The FDA seems to think so and is willing to spend $5.6 million to find out.
Earlier this month the regulatory agency invested in research being conducted by the Wyss Institute for Biologically Inspired Engineering at Harvard University. Specifically the research is to find out if the Organs-on-Chips technology the university developed can be used to test human physiological responses to radiation, and to evaluate drugs designed to counter those effects. The effort will also be supported by a team in the Vascular Biology Program at Boston Children's Hospital.
The larger application of this technology is the ability to test drugs on human organs as opposed to using animals for testing. This avoids not only the ethical issue of animal testing, but provides accurate responses as often animal models fail to predict human responses.
The Organs-on-Chips are tiny, microfluidic devices that are lined by living human cells and mimic complex organ physiology. Cells are either donated or are extra cells from surgical procedures.
The institute has over ten different organs-on-chips in development according to its Founding Director Don Ingber, M.D., Ph.D (To view a video of Dr. Ingber talking about this technology click here.)
This technology has been recognized internationally for its potential to replace animal testing and as a new way to model human disease, test new drugs, and screen for environmental toxins.

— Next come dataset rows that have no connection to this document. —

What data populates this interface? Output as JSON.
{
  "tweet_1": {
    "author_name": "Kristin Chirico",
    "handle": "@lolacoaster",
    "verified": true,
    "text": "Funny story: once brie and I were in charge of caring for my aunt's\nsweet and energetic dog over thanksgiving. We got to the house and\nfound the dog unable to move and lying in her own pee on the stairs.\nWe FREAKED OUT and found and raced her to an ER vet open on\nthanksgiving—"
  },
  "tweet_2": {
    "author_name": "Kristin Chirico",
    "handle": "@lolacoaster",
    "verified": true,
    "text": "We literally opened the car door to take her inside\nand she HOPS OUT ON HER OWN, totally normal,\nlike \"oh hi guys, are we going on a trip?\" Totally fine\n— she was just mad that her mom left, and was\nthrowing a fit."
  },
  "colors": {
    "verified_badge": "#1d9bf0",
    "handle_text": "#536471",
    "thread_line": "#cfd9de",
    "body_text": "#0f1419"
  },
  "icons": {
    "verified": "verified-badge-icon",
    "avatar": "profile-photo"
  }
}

The Wyss Institute received support for its organs-on-chips technology from the Defense Advanced Research Projects Agency and the National Institutes of Health, which led to the development of these devices.